Seritage has been redeveloping properties where Sears has closed stores, and Seritage investors are doing "very well," he said. But "the remaining store locations are not so great," he said.

Shopping centers in smaller cities are competing with Amazon and other online retailers more than centers in larger cities, Mr. Walzer said.

"They are already in trouble and will be hurt if there is a gaping hole" where a Sears or Kmart used to be, he said.

Closing stores could have a domino effect in troubled or lower-quality shopping centers. "Because (Sears) is a national brand with so many locations all over the country, it accelerates a trend of middle-tier shopping centers closing and being repurposed," he said.

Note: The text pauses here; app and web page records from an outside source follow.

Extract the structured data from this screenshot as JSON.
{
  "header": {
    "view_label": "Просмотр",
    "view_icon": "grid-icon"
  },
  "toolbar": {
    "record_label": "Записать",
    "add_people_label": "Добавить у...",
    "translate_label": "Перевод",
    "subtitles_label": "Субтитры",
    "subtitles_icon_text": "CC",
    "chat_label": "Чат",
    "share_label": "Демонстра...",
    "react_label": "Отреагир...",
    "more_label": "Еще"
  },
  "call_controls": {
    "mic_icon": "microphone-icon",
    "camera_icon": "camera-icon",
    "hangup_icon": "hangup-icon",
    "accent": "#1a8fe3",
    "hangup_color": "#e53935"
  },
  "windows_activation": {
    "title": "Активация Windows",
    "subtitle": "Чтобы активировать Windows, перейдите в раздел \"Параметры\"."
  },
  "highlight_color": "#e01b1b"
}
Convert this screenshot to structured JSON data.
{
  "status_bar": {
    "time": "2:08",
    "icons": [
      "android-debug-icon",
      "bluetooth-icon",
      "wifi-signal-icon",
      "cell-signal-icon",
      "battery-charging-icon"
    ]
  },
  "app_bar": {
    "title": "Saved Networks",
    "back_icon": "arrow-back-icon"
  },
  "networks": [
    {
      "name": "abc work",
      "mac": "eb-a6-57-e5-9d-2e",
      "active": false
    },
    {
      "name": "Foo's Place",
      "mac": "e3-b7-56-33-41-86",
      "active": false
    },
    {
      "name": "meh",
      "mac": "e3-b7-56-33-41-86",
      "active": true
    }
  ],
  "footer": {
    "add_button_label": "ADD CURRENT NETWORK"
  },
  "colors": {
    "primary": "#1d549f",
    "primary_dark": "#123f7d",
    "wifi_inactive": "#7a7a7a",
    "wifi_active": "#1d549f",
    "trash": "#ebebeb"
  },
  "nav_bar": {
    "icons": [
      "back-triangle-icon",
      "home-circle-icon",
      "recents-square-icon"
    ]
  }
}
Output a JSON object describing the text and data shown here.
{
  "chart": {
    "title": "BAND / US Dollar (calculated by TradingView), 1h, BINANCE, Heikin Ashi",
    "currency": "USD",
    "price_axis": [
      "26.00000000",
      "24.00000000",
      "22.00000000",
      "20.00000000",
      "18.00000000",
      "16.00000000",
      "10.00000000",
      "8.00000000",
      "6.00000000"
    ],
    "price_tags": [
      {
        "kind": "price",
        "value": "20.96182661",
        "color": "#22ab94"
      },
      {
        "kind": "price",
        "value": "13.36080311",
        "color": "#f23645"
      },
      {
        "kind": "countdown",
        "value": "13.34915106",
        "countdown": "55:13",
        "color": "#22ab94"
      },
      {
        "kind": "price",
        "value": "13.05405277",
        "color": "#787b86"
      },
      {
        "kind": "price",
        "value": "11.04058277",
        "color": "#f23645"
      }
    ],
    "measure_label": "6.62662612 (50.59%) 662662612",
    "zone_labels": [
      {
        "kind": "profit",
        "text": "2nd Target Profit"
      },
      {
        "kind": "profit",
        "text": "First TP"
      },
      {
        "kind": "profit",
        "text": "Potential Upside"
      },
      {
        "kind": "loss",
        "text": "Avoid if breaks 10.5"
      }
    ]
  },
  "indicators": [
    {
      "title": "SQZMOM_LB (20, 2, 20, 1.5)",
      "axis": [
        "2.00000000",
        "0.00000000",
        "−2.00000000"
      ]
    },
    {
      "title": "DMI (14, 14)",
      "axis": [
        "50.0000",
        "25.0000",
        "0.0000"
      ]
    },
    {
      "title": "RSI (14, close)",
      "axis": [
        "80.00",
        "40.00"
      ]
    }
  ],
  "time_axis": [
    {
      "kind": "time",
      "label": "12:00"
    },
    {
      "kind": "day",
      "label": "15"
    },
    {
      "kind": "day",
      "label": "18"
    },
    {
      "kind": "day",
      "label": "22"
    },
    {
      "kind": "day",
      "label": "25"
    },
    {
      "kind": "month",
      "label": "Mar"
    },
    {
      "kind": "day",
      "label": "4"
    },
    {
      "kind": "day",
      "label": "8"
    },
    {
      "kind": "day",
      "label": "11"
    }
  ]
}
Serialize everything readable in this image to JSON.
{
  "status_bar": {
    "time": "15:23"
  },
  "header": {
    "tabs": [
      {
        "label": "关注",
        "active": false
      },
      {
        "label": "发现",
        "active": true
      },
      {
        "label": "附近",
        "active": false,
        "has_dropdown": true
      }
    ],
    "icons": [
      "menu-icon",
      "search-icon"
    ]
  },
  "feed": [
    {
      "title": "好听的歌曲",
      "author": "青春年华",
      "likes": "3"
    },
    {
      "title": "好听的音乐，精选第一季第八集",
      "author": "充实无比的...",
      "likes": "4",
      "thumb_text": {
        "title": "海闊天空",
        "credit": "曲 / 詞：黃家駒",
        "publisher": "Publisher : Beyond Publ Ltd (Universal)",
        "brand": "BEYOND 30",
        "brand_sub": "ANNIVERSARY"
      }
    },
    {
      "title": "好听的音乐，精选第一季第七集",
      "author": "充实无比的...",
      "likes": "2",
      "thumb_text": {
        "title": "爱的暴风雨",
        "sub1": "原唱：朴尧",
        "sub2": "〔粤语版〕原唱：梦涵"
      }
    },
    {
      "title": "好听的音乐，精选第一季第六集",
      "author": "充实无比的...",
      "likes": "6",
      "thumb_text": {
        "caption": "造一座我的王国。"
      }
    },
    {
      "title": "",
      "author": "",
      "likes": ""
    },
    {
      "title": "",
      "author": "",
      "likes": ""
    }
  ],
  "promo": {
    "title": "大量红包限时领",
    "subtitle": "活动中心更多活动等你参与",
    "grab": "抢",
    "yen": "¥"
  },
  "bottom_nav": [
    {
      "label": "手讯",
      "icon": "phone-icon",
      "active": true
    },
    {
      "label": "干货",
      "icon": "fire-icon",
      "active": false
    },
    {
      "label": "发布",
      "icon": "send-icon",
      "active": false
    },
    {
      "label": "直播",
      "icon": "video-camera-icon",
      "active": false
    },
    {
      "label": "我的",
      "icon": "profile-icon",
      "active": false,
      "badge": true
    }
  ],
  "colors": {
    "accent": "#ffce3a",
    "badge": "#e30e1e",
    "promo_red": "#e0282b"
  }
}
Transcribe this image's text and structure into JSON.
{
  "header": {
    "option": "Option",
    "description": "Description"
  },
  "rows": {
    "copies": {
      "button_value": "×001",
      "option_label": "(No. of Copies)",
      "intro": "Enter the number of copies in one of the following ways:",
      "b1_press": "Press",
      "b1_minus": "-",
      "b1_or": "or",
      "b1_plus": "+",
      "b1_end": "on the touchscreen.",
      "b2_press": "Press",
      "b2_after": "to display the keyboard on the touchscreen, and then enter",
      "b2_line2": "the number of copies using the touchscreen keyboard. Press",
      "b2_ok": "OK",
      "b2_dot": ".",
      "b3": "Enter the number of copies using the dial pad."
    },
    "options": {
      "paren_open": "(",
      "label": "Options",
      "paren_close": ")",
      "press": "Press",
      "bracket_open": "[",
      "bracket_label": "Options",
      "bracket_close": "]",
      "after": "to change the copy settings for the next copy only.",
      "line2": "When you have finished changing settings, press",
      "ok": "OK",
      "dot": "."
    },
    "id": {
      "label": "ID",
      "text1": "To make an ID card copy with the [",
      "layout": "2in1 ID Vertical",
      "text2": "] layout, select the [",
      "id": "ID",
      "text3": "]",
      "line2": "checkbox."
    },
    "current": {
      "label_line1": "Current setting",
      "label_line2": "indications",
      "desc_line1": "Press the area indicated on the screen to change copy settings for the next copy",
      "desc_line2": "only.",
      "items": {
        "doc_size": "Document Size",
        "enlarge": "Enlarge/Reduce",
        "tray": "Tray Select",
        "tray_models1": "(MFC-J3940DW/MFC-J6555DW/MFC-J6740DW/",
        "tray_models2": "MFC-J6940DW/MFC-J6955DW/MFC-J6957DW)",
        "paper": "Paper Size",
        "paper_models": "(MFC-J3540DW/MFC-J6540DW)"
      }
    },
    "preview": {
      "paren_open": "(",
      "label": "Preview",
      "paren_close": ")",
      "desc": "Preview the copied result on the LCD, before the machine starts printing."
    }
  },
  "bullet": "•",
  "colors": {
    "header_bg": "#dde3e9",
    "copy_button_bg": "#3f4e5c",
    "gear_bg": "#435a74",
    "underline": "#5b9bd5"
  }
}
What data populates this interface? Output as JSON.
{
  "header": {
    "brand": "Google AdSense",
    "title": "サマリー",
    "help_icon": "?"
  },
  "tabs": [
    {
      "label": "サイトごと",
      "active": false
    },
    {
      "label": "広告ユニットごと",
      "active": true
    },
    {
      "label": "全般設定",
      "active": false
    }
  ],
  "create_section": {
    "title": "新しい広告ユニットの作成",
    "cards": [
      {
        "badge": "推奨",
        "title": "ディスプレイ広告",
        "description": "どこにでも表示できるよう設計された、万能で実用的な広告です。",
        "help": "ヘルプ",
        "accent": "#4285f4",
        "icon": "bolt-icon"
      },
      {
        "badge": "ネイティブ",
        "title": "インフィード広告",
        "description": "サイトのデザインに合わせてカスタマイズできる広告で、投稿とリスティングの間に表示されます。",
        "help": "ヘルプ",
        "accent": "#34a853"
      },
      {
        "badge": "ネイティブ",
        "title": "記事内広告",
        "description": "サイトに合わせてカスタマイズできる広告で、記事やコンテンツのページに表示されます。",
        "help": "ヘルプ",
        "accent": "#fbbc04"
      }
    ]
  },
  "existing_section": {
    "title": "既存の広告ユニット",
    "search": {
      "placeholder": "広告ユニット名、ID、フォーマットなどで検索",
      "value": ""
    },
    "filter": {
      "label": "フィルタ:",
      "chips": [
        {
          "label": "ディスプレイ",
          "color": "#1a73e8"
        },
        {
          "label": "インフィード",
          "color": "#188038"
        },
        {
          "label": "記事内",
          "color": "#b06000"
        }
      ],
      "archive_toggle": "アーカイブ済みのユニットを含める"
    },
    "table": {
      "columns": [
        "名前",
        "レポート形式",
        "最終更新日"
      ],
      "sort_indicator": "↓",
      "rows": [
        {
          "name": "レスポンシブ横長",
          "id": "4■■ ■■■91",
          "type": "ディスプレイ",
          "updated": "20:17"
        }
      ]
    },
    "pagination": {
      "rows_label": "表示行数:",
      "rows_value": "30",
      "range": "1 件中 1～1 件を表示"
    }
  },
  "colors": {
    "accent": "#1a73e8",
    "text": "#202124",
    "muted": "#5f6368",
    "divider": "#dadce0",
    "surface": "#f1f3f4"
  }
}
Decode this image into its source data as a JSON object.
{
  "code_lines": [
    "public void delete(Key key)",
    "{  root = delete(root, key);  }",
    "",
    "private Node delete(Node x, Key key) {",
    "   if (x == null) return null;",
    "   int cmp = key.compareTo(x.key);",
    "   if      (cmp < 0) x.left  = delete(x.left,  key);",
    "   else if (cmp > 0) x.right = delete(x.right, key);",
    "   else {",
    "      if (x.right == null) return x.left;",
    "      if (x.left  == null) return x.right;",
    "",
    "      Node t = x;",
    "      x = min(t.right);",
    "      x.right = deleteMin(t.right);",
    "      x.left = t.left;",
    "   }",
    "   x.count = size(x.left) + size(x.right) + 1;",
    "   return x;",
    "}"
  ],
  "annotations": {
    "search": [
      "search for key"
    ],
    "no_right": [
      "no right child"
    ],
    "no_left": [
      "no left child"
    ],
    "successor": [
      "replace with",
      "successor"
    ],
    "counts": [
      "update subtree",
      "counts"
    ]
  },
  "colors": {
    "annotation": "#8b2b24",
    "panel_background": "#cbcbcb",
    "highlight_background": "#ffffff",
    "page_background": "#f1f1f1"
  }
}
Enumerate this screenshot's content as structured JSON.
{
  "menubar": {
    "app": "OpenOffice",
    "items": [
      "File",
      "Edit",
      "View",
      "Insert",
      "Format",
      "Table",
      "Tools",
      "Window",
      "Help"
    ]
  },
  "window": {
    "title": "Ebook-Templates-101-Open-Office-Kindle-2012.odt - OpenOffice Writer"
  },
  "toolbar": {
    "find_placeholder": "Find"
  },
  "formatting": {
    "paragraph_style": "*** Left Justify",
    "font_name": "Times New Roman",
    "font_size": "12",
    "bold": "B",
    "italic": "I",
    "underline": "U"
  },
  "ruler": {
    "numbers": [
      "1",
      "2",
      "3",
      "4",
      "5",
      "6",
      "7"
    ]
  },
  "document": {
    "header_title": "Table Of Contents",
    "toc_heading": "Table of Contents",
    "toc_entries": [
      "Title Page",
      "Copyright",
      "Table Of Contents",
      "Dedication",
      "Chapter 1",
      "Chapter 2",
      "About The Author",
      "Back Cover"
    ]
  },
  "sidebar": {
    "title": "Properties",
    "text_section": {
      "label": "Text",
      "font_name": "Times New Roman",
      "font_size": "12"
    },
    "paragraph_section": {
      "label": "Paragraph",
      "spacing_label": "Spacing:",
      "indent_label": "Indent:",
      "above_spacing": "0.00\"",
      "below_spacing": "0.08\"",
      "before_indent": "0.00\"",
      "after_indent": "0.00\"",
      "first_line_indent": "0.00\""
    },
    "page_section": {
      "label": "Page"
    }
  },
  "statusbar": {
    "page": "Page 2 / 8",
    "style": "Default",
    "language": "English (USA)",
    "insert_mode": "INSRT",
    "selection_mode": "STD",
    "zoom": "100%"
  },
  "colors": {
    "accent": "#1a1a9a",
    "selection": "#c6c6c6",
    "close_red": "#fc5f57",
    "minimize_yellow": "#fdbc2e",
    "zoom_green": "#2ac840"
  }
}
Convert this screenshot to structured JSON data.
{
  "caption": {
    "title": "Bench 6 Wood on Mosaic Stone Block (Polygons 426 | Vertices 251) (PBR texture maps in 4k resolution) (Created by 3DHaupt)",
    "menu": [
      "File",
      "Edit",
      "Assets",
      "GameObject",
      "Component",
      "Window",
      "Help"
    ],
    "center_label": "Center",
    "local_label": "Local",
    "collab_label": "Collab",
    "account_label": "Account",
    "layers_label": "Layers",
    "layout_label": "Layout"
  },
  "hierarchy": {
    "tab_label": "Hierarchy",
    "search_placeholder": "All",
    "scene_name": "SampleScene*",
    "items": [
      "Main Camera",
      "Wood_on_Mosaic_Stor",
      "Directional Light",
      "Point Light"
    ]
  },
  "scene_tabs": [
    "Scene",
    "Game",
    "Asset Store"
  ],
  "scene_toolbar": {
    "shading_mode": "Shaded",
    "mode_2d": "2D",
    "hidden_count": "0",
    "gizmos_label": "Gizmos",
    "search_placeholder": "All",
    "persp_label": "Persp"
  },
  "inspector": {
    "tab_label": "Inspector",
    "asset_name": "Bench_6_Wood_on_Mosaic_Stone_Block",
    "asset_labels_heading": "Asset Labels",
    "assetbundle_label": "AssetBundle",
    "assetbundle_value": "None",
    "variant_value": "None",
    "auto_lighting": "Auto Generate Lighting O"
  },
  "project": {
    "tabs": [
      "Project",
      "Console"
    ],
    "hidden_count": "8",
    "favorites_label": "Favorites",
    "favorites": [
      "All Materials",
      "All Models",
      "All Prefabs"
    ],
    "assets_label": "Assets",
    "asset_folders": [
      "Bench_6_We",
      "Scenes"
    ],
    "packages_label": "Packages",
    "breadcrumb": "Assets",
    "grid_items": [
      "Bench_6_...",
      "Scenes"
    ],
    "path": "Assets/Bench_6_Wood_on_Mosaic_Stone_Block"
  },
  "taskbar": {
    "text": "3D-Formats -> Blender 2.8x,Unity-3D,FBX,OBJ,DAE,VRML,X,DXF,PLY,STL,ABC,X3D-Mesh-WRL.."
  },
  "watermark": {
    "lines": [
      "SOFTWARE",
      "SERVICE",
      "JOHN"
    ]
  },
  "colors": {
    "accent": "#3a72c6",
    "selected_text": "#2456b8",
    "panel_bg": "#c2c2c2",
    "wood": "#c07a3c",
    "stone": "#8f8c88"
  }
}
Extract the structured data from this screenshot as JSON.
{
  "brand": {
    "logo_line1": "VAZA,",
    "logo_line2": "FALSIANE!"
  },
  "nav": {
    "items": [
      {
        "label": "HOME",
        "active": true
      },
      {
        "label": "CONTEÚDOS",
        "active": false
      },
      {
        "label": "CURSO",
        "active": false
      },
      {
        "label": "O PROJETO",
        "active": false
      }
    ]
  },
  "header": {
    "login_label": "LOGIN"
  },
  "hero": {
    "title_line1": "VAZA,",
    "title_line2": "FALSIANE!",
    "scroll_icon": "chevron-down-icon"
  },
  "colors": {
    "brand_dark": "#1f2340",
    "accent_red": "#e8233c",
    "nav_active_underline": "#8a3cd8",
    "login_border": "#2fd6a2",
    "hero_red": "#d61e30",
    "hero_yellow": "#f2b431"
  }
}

Many real estate managers have been studying their options, including talking to potential new tenants, because Kmart and Sears are mostly paying below-market rents and have been generating very few sales, Mr. Hutensky said.

For high-quality retail in densely populated locations, a Sears or Kmart closing could give the real estate manager the opportunity to put multiple tenants in the same area for higher rent, he said.

"If the property is in a major market and is a high-quality asset ... it could be a way to increase returns," he said. "It could be a wonderful windfall."

A Kmart or Sears closure could also be a positive for managers with properties in less desirable locations if the mall can be redeveloped into another use such a medical office that potentially offer higher returns, Mr. Hutensky said.

"I think there will definitely be the have and have-not (Sears) locations" with small malls in tertiary markets an example of a "have-not" mall as well as "have and have-not retailers," he said.